> _EXERCISE_: Whenever the string "name" appears in a line below, please copy the line out.

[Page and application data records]
※

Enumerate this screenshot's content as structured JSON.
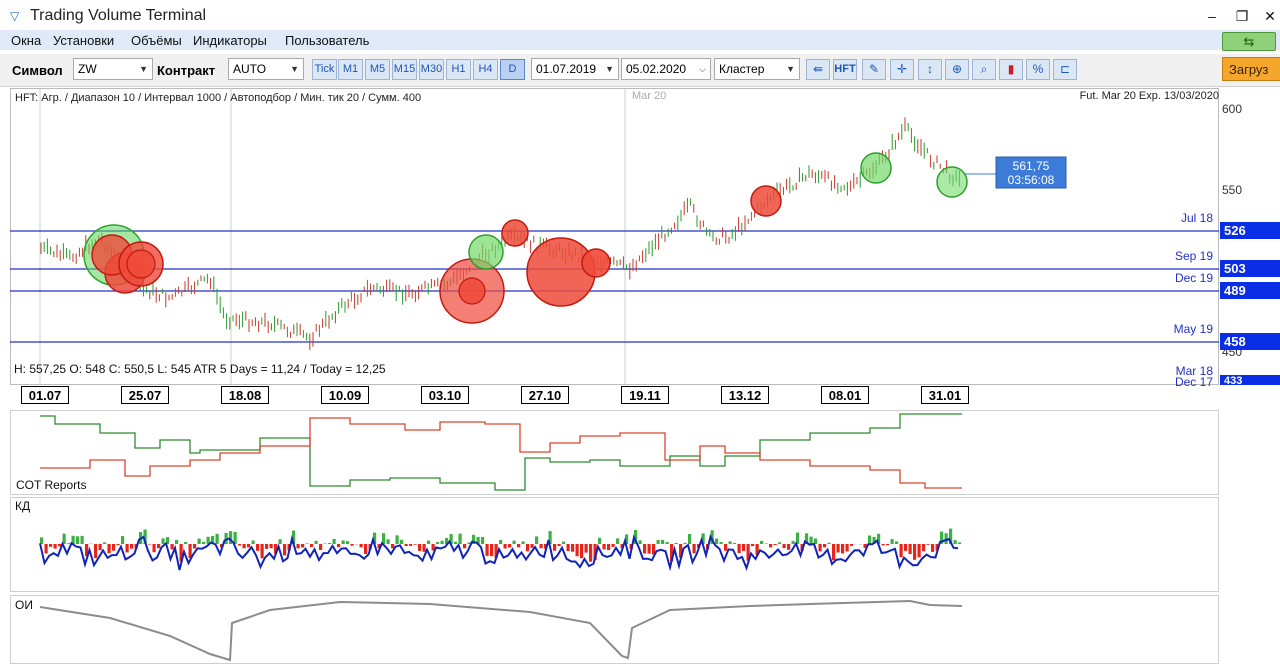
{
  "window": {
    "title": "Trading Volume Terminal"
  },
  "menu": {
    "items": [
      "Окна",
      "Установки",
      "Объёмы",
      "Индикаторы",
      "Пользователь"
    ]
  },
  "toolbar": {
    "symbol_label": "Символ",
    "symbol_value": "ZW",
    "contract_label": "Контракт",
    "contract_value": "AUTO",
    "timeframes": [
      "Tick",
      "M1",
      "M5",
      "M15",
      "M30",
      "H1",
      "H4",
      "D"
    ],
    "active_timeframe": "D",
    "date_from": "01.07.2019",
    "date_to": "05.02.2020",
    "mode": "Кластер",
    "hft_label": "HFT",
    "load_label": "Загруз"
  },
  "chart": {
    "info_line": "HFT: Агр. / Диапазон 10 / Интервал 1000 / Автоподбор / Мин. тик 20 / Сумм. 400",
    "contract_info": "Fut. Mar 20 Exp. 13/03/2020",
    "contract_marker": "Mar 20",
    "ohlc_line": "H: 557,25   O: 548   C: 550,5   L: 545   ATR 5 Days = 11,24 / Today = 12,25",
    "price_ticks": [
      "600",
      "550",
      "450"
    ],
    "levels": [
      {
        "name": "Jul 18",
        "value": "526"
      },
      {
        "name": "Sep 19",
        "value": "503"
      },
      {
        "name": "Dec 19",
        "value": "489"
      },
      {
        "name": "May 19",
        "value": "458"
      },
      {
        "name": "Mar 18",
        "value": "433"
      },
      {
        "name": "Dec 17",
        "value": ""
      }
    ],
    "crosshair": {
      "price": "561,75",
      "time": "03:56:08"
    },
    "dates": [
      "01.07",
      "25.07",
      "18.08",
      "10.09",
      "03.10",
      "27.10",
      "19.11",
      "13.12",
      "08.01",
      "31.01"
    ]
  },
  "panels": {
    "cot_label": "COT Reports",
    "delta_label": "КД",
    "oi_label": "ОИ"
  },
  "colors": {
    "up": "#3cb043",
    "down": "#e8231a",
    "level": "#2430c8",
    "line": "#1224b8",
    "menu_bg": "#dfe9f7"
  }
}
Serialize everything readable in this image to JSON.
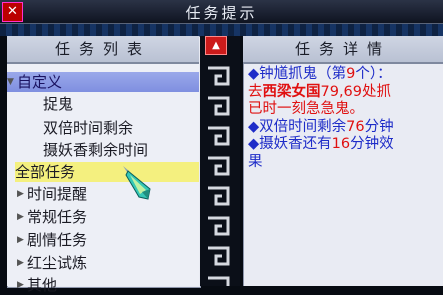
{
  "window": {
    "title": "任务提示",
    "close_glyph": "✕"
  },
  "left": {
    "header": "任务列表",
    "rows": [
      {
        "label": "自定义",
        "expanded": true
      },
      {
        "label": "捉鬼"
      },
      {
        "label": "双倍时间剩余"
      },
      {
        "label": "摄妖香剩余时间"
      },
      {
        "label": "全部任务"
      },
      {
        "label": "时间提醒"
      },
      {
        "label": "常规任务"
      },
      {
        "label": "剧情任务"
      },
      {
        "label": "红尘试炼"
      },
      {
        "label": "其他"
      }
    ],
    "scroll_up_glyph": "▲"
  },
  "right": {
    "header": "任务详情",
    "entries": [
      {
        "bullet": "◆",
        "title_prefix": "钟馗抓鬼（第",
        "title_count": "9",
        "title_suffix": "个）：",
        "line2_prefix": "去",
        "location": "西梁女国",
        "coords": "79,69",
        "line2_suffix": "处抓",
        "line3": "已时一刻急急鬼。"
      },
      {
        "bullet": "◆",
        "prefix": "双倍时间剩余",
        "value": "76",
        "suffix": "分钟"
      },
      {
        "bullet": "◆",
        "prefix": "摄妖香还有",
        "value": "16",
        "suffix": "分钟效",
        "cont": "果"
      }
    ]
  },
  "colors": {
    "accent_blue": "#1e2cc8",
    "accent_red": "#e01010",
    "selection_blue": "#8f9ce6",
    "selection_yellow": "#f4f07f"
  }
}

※

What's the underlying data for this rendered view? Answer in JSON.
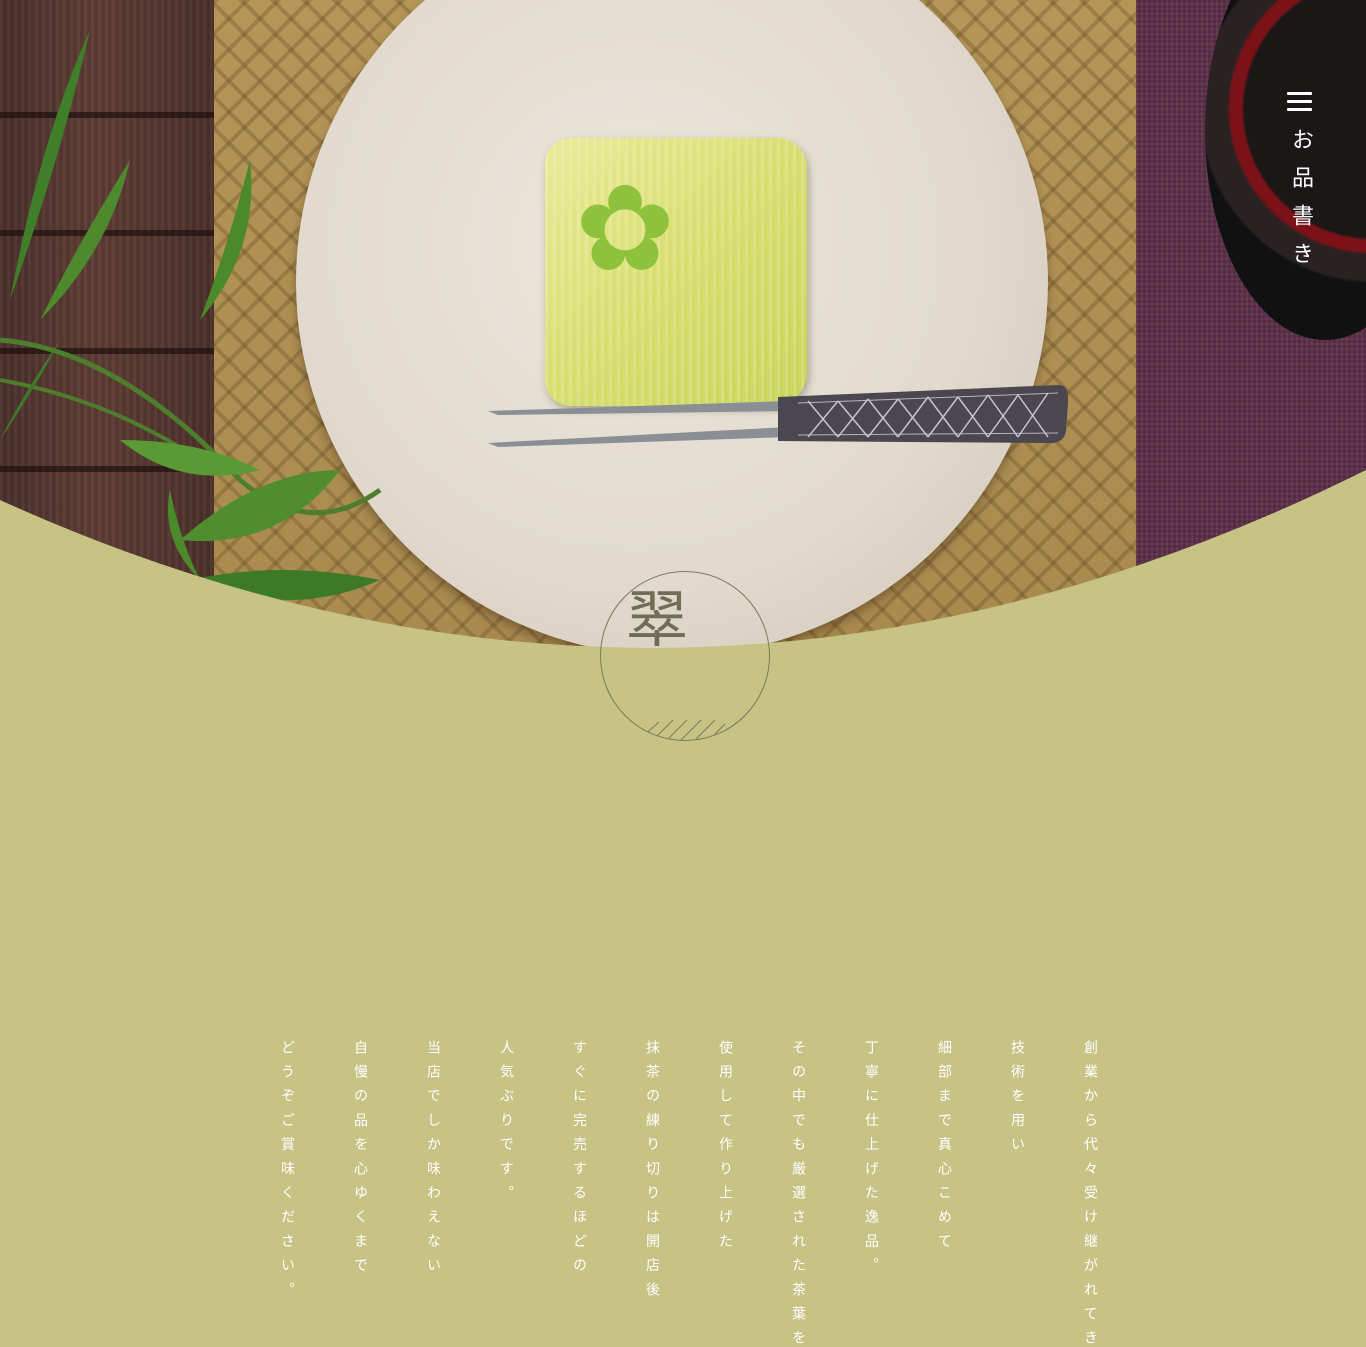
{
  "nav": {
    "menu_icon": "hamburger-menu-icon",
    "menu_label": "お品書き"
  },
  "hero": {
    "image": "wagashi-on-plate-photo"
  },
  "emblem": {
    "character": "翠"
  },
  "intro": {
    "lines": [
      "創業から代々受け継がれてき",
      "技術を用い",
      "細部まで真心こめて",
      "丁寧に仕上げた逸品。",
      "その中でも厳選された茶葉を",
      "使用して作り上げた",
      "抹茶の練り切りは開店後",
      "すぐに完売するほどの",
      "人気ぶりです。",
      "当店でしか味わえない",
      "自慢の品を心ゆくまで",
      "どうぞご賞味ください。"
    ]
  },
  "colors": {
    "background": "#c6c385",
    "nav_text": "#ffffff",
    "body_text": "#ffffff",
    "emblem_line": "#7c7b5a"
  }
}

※

> _TASK RESULT_:
        "name": "Jul 18",
        "name": "Sep 19",
        "name": "Dec 19",
        "name": "May 19",
        "name": "Mar 18",
        "name": "Dec 17",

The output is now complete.